### INSTRUCTIONS FOR THE TASK
Your answer should be every line of the records that contains the word "JSON".

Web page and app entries
● ● ● ● ● ● ●
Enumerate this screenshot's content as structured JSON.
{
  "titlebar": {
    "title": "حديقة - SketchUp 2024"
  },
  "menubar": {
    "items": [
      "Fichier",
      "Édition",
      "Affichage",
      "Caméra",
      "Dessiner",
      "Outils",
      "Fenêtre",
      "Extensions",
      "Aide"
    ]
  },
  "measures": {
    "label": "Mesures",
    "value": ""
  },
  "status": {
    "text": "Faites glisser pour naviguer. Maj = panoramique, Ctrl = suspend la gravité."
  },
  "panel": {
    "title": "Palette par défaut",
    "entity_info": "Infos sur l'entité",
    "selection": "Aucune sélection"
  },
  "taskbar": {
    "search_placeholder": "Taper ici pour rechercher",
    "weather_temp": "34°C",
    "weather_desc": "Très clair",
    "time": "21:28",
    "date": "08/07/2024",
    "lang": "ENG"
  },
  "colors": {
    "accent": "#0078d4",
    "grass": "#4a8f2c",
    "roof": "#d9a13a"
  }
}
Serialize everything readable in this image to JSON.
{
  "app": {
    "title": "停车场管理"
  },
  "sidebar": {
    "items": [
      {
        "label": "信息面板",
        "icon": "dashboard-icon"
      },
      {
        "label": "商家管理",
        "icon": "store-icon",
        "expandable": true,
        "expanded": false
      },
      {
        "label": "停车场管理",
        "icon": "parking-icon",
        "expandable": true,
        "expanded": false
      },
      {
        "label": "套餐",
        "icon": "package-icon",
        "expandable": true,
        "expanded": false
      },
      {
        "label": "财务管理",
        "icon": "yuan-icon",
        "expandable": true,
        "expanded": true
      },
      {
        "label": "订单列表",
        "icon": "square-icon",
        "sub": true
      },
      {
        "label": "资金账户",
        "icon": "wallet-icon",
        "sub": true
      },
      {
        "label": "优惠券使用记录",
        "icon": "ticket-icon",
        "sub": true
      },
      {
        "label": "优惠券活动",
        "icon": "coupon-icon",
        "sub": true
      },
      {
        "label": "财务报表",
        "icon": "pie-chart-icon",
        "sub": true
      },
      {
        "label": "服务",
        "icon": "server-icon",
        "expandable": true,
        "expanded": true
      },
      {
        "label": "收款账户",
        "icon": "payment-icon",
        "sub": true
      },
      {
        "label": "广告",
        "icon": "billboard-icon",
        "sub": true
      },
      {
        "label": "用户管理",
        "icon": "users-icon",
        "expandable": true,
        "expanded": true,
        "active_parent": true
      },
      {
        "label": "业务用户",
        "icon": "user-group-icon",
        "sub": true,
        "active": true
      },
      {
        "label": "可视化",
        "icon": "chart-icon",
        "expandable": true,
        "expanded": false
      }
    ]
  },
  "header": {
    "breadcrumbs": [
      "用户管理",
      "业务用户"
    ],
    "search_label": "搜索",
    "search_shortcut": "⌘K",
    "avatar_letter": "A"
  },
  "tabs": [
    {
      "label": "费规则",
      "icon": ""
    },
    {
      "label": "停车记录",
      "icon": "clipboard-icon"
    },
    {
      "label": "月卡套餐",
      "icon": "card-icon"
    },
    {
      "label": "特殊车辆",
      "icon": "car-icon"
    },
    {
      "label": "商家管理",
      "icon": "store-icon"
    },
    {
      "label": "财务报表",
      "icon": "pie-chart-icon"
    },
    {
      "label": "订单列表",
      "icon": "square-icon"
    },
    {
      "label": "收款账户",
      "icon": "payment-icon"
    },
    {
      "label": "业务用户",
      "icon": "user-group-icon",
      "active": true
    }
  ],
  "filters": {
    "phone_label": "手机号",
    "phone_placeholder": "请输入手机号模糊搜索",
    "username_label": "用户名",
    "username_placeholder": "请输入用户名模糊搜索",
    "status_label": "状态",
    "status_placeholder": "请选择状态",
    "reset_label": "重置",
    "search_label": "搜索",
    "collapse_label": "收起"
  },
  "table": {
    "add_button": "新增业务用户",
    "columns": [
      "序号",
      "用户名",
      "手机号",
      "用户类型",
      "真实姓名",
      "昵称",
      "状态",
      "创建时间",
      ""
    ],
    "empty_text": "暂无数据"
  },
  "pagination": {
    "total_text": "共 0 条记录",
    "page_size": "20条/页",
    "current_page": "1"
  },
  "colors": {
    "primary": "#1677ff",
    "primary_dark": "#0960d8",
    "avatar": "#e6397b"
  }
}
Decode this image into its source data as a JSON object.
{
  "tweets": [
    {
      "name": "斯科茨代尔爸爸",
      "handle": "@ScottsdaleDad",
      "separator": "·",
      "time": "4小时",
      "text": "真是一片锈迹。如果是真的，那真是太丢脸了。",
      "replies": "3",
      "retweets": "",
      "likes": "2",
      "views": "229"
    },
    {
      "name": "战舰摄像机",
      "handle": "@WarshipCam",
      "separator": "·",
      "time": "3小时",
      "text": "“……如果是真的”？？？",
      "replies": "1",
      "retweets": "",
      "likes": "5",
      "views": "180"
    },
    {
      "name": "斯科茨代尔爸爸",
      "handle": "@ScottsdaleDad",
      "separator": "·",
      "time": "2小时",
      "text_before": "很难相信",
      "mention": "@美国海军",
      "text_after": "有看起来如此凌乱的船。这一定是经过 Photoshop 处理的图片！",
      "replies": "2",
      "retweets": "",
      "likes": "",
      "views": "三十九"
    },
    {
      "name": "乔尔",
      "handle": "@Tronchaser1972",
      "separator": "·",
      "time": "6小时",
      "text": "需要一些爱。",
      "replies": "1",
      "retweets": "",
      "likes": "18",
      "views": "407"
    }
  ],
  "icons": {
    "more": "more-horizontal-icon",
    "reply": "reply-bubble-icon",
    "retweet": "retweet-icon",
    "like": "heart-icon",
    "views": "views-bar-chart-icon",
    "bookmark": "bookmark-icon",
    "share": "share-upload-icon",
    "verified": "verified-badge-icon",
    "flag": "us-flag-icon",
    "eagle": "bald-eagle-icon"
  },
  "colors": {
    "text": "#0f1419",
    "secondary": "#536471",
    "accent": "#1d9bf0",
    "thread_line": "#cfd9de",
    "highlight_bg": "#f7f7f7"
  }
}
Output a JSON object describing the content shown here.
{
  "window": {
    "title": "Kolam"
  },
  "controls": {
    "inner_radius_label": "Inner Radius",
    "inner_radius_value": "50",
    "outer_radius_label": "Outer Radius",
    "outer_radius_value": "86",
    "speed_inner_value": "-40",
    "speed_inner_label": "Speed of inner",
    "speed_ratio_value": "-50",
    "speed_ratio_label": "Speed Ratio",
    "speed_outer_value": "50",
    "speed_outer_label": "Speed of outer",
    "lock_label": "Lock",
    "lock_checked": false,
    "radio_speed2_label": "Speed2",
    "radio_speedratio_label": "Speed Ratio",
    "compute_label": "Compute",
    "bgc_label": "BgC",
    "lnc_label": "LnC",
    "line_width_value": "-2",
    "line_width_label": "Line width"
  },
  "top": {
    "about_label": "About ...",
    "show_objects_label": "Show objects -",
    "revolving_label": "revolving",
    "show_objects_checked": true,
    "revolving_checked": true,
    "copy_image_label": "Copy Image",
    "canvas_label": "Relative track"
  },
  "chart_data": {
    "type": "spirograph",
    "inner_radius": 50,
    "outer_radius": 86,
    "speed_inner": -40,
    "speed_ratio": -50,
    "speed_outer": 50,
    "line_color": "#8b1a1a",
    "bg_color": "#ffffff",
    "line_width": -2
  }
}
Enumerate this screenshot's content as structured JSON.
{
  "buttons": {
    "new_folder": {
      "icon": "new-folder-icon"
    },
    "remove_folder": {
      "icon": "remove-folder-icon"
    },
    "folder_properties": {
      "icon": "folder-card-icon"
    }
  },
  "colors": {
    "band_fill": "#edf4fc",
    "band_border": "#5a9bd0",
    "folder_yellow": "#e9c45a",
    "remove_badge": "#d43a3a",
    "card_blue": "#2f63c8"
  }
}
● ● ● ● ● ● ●
### RESULT OF THE TASK
Enumerate this screenshot's content as structured JSON.
Serialize everything readable in this image to JSON.
Decode this image into its source data as a JSON object.
Output a JSON object describing the content shown here.
Enumerate this screenshot's content as structured JSON.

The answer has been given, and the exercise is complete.